If you’re planning on mounting the bird, you may or may not choose to field dress the bird. When the Taxidermist starts to skin out the bird, they will usually start at the legs. Where the feathers start and the leg scales stop, cut up the inside of the legs to the groin. Do this to both legs. To visualize this, look at your own arm as it rest beside your body. You want to think of what part of the leg is exposed the most, the outside. So if you think of the inside of your arm, between the elbow and armpit, this is where you would cut the turkey leg. Ok, now both legs incisions are done. With your hand, peel back enough belly skin to access the organs. Think back to our field dressing discussion. We made our cut from the end of the breast bone to the thighs in a straight line. We are now going to do a similar cut, but in a U shape. Starting from one leg and cutting across the belly to the opposite leg. 

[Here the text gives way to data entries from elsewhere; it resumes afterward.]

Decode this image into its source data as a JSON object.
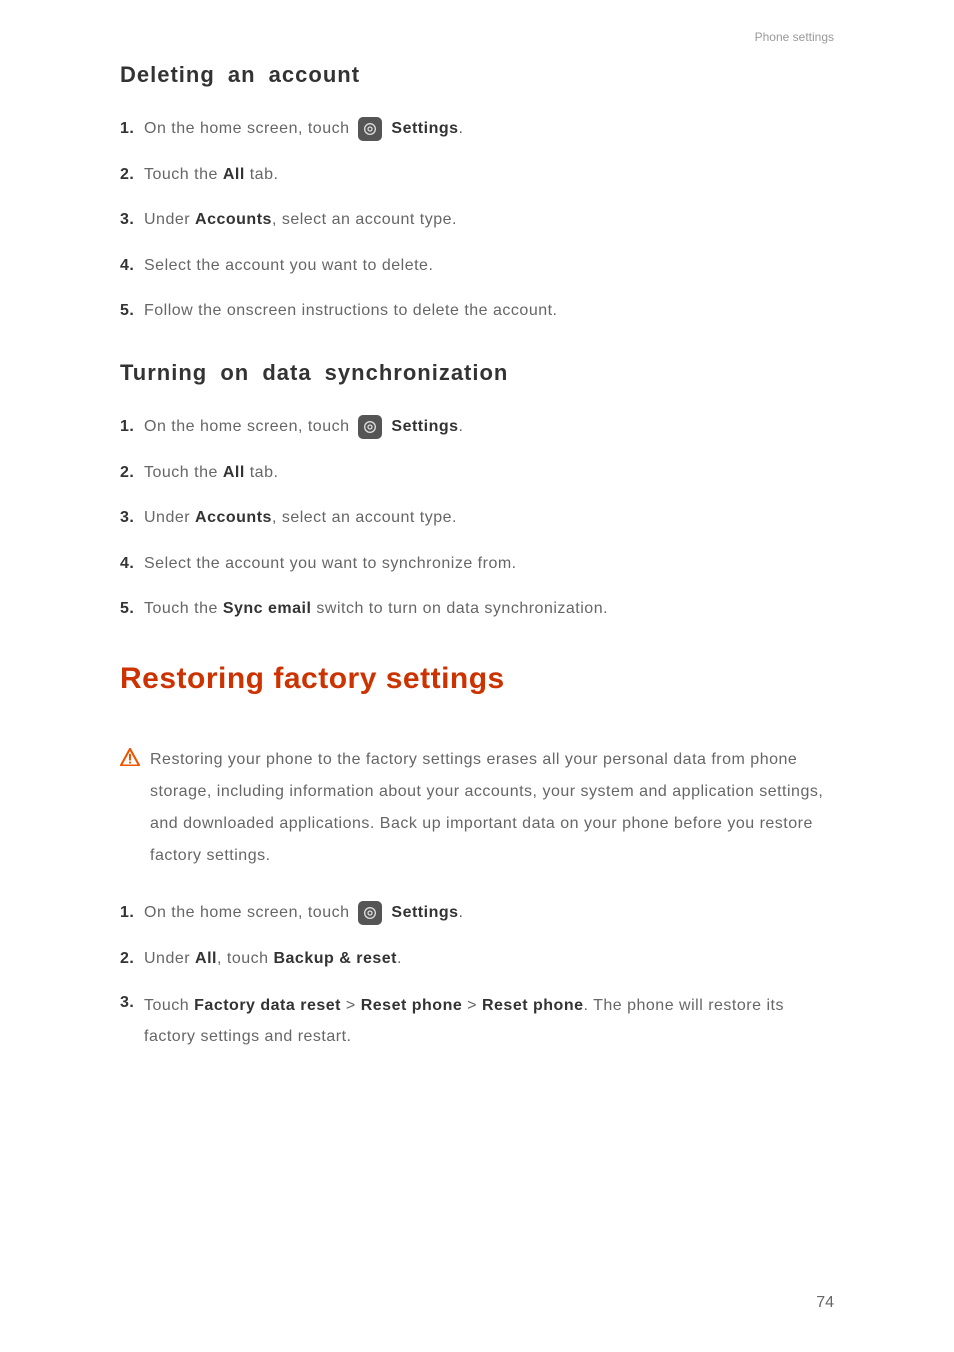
{
  "header": {
    "label": "Phone settings"
  },
  "section1": {
    "heading": "Deleting an account",
    "steps": {
      "s1": {
        "num": "1.",
        "pre": "On the home screen, touch ",
        "settings": "Settings",
        "post": "."
      },
      "s2": {
        "num": "2.",
        "pre": "Touch the ",
        "bold": "All",
        "post": " tab."
      },
      "s3": {
        "num": "3.",
        "pre": "Under ",
        "bold": "Accounts",
        "post": ", select an account type."
      },
      "s4": {
        "num": "4.",
        "text": "Select the account you want to delete."
      },
      "s5": {
        "num": "5.",
        "text": "Follow the onscreen instructions to delete the account."
      }
    }
  },
  "section2": {
    "heading": "Turning on data synchronization",
    "steps": {
      "s1": {
        "num": "1.",
        "pre": "On the home screen, touch ",
        "settings": "Settings",
        "post": "."
      },
      "s2": {
        "num": "2.",
        "pre": "Touch the ",
        "bold": "All",
        "post": " tab."
      },
      "s3": {
        "num": "3.",
        "pre": "Under ",
        "bold": "Accounts",
        "post": ", select an account type."
      },
      "s4": {
        "num": "4.",
        "text": "Select the account you want to synchronize from."
      },
      "s5": {
        "num": "5.",
        "pre": "Touch the ",
        "bold": "Sync email",
        "post": " switch to turn on data synchronization."
      }
    }
  },
  "section3": {
    "heading": "Restoring factory settings",
    "warning": "Restoring your phone to the factory settings erases all your personal data from phone storage, including information about your accounts, your system and application settings, and downloaded applications. Back up important data on your phone before you restore factory settings.",
    "steps": {
      "s1": {
        "num": "1.",
        "pre": "On the home screen, touch ",
        "settings": "Settings",
        "post": "."
      },
      "s2": {
        "num": "2.",
        "pre": "Under ",
        "bold1": "All",
        "mid": ", touch ",
        "bold2": "Backup & reset",
        "post": "."
      },
      "s3": {
        "num": "3.",
        "pre": "Touch ",
        "bold1": "Factory data reset",
        "sep1": " > ",
        "bold2": "Reset phone",
        "sep2": " > ",
        "bold3": "Reset phone",
        "post": ". The phone will restore its factory settings and restart."
      }
    }
  },
  "pageNumber": "74"
}
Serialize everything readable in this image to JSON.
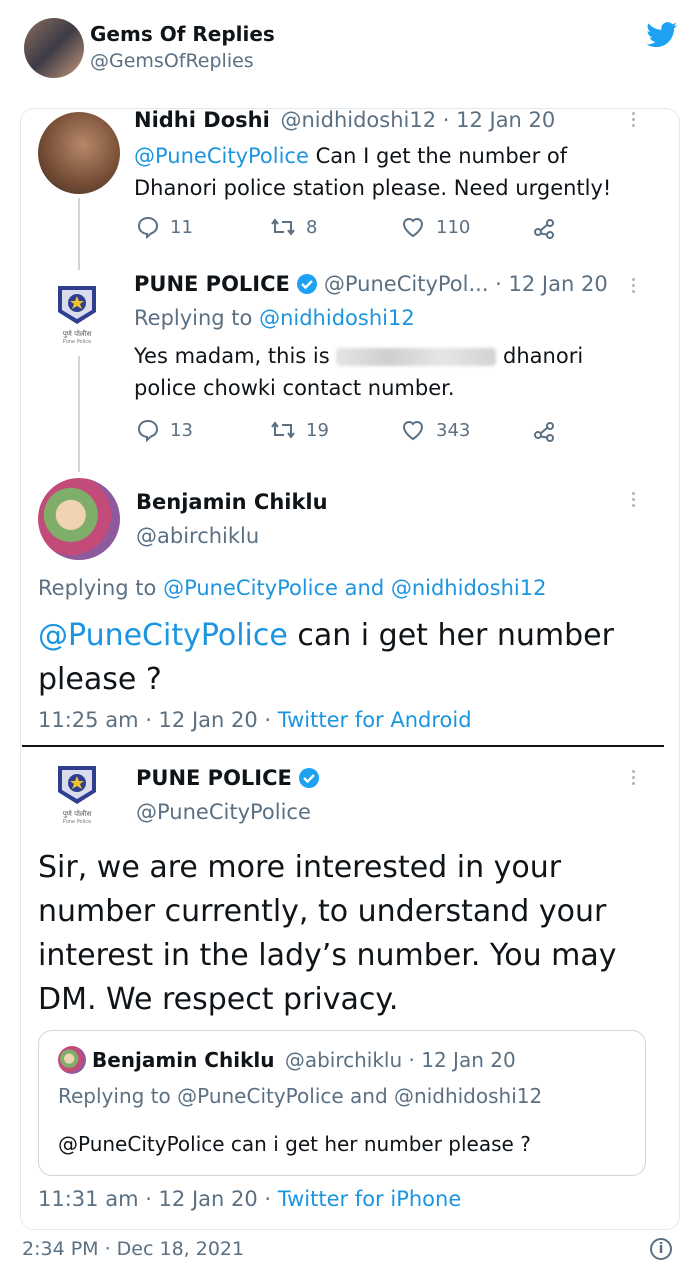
{
  "header": {
    "name": "Gems Of Replies",
    "handle": "@GemsOfReplies",
    "logo_icon": "twitter-bird-icon"
  },
  "tweet1": {
    "name": "Nidhi Doshi",
    "meta": "@nidhidoshi12 · 12 Jan 20",
    "mention": "@PuneCityPolice",
    "text_line1": " Can I get the number of",
    "text_line2": "Dhanori police station please. Need urgently!",
    "replies": "11",
    "retweets": "8",
    "likes": "110"
  },
  "tweet2": {
    "name": "PUNE POLICE",
    "handle_date": "@PuneCityPol...  · 12 Jan 20",
    "replying_prefix": "Replying to ",
    "replying_to": "@nidhidoshi12",
    "text_line1_a": "Yes madam, this is ",
    "text_line1_b": " dhanori",
    "text_line2": "police chowki contact number.",
    "replies": "13",
    "retweets": "19",
    "likes": "343"
  },
  "tweet3": {
    "name": "Benjamin Chiklu",
    "handle": "@abirchiklu",
    "replying_prefix": "Replying to ",
    "replying_to": "@PuneCityPolice and @nidhidoshi12",
    "mention": "@PuneCityPolice",
    "text_line1": " can i get her number",
    "text_line2": "please ?",
    "time_date": "11:25 am · 12 Jan 20 · ",
    "source": "Twitter for Android"
  },
  "tweet4": {
    "name": "PUNE POLICE",
    "handle": "@PuneCityPolice",
    "text_line1": "Sir, we are more interested in your",
    "text_line2": "number currently, to understand your",
    "text_line3": "interest in the lady’s number. You may",
    "text_line4": "DM. We respect privacy.",
    "quote": {
      "name": "Benjamin Chiklu",
      "meta": "@abirchiklu · 12 Jan 20",
      "replying": "Replying to @PuneCityPolice and @nidhidoshi12",
      "text": "@PuneCityPolice can i get her number please ?"
    },
    "time_date": "11:31 am · 12 Jan 20 · ",
    "source": "Twitter for iPhone"
  },
  "footer": {
    "timestamp": "2:34 PM · Dec 18, 2021"
  },
  "seal_text": "पुणे पोलीस",
  "seal_sub": "Pune Police",
  "colors": {
    "accent": "#1b95e0",
    "text": "#0f1419",
    "muted": "#5b7083",
    "border": "#e1e8ed"
  }
}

If you are away on an overnight trip or several hours away from the house, a good tip to help cool the bird once it has been field dressed is to place a frozen water bottle up inside the bird’s chest cavity. The frozen bottle will help cool down the bird, from the inside. Do your best to get the bird into a freezer or ice chest as soon as possible. Talk to your taxidermist about preserving the meat from the bird. A good Taxidermist will process the meat from the bird once they have skinned it. If you make arrangements, and the bird is presented cooled and not frozen, the Taxidermist should be willing to skin the bird while you wait. If the bird is frozen, you may have to return in a few days to pick up the meat.

Tail Feather Mounts

A hand-crafted turkey tail feather mount.Mounted turkeys take up a good amount of room. Another option is to simply do a tail feather mount. These will only take up as much space as a tail in full strut. This mount can be done at the house and is inexpensive. You will need a few materials and tools: borax, Coleman fuel, some cardboard, a knife, finish nails, a small wire brush and a turkey tail feather plaque. There are several videos on the web that will take you step by step in this process. You may also look athttp://www.nwtf.org/ for written instructions with great photos.

The basic procedure is to remove as much fatty tissue from around the tail feather quills. Start by cutting away all the meat with a knife. Take the small wire brush and scrape away the fatty tissue from the quills. Use the Coleman fuel as a degreaser, only submerging the ends of the quills. Once all the meat and fatty tissue is removed, fan out the tail feathers by pulling the 2 outermost feathers away from each other. Pin them with the finish nails into a piece of cardboard. Once the spread out fan has been pinned in place, apply the borax around the quills. The borax will remove all the moisture left in the skin and quills and you don’t worry about using too much.  Let this set for about 2 weeks to thoroughly dry. And don’t forget about the beard. Same rules apply. Cut away as much skin as possible, and submerge the skin end of the beard in borax to dry. Most major sporting goods retailers will sell different wooden tail feather plaques. Pick the one you like and follow the mounting directions included with the plaque. 

Congratulations again on harvesting your first bird. Enjoy the photos, meat and the memories.